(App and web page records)
---

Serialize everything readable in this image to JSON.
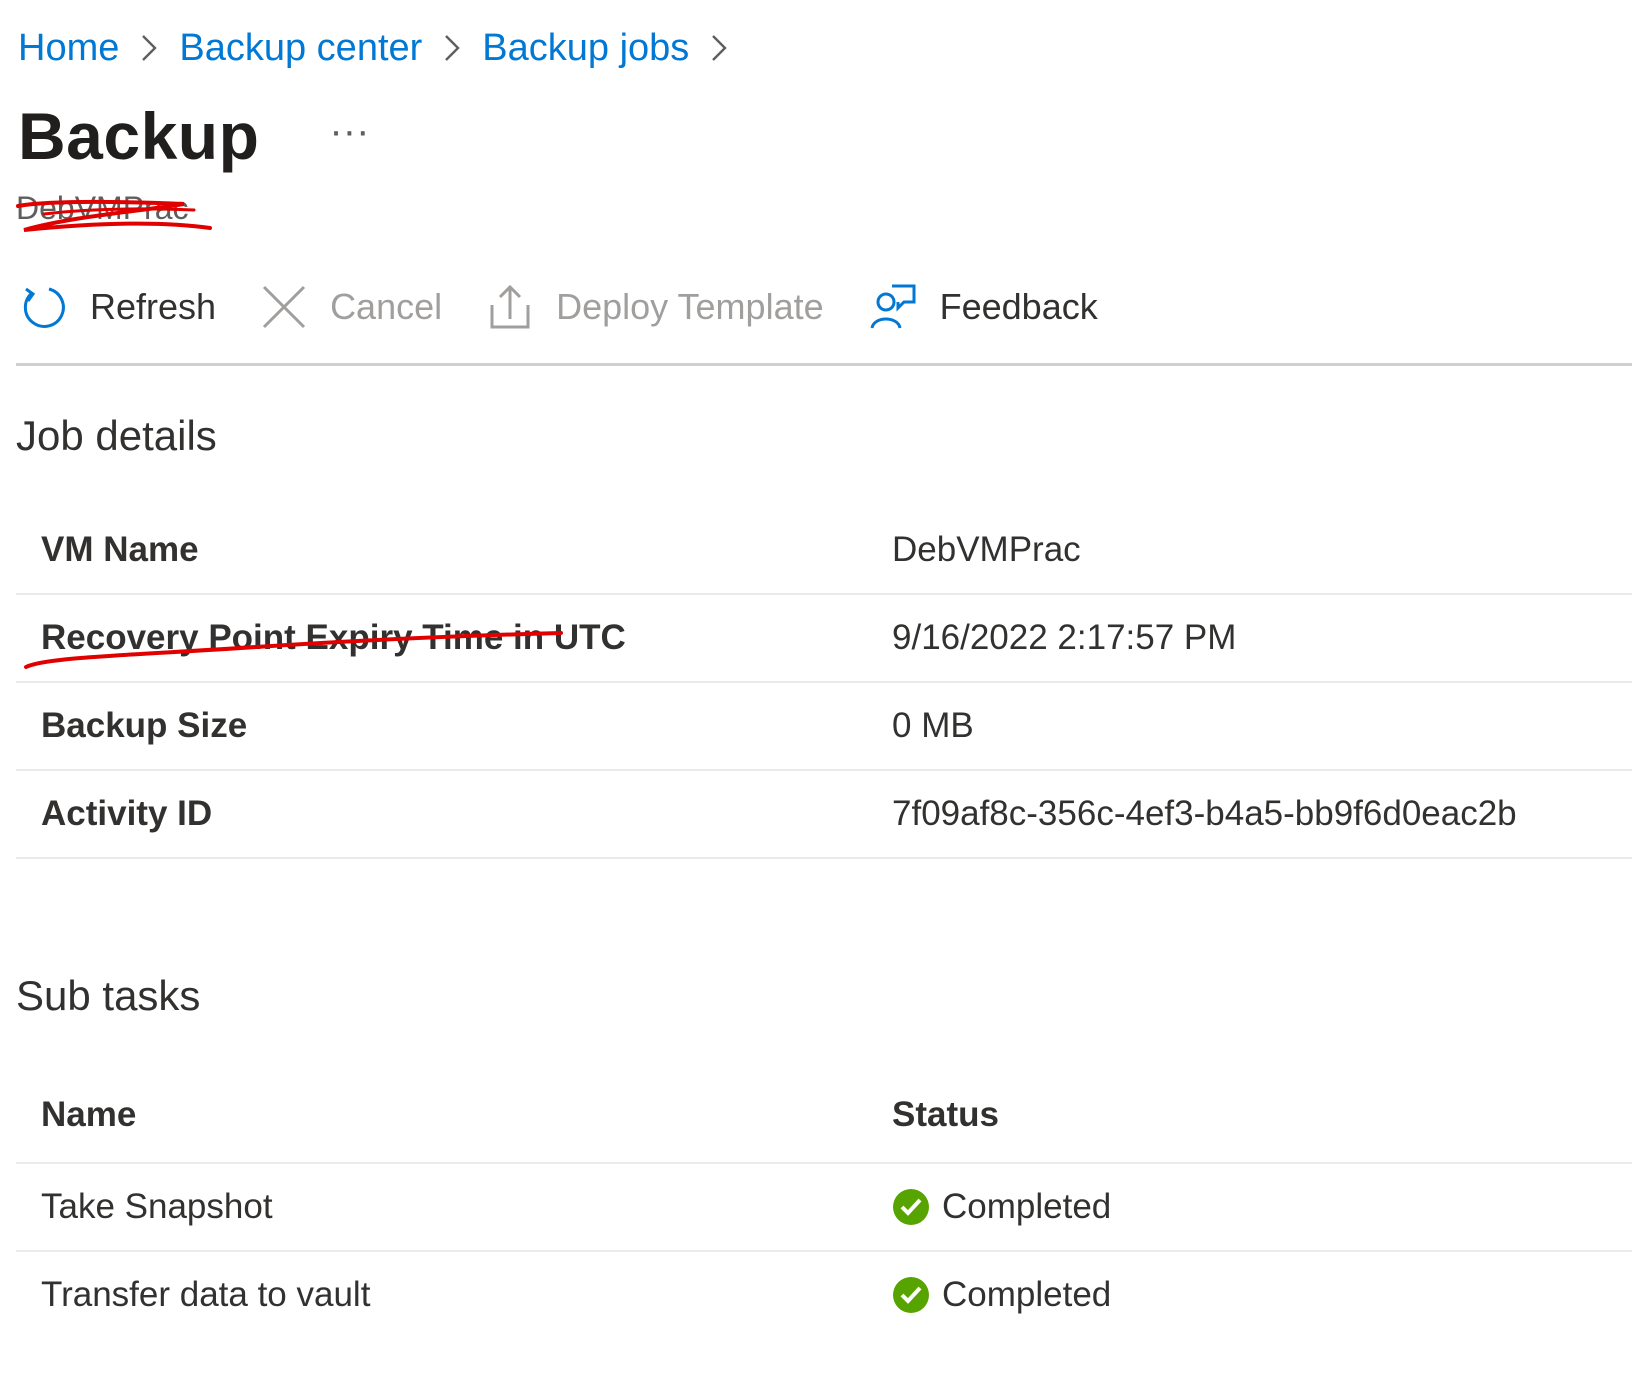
{
  "breadcrumb": {
    "items": [
      "Home",
      "Backup center",
      "Backup jobs"
    ]
  },
  "header": {
    "title": "Backup",
    "more_label": "···",
    "subtitle": "DebVMPrac"
  },
  "toolbar": {
    "refresh": "Refresh",
    "cancel": "Cancel",
    "deploy_template": "Deploy Template",
    "feedback": "Feedback"
  },
  "job_details": {
    "heading": "Job details",
    "rows": [
      {
        "label": "VM Name",
        "value": "DebVMPrac"
      },
      {
        "label": "Recovery Point Expiry Time in UTC",
        "value": "9/16/2022 2:17:57 PM"
      },
      {
        "label": "Backup Size",
        "value": "0 MB"
      },
      {
        "label": "Activity ID",
        "value": "7f09af8c-356c-4ef3-b4a5-bb9f6d0eac2b"
      }
    ]
  },
  "sub_tasks": {
    "heading": "Sub tasks",
    "columns": [
      "Name",
      "Status"
    ],
    "rows": [
      {
        "name": "Take Snapshot",
        "status": "Completed"
      },
      {
        "name": "Transfer data to vault",
        "status": "Completed"
      }
    ]
  },
  "colors": {
    "link": "#0078d4",
    "success": "#57a300",
    "annotation": "#e00000"
  },
  "icons": {
    "refresh": "refresh-icon",
    "cancel": "close-icon",
    "deploy": "upload-icon",
    "feedback": "feedback-icon",
    "status": "check-circle-icon"
  }
}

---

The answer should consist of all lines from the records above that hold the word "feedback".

    "feedback": "Feedback"
    "feedback": "feedback-icon",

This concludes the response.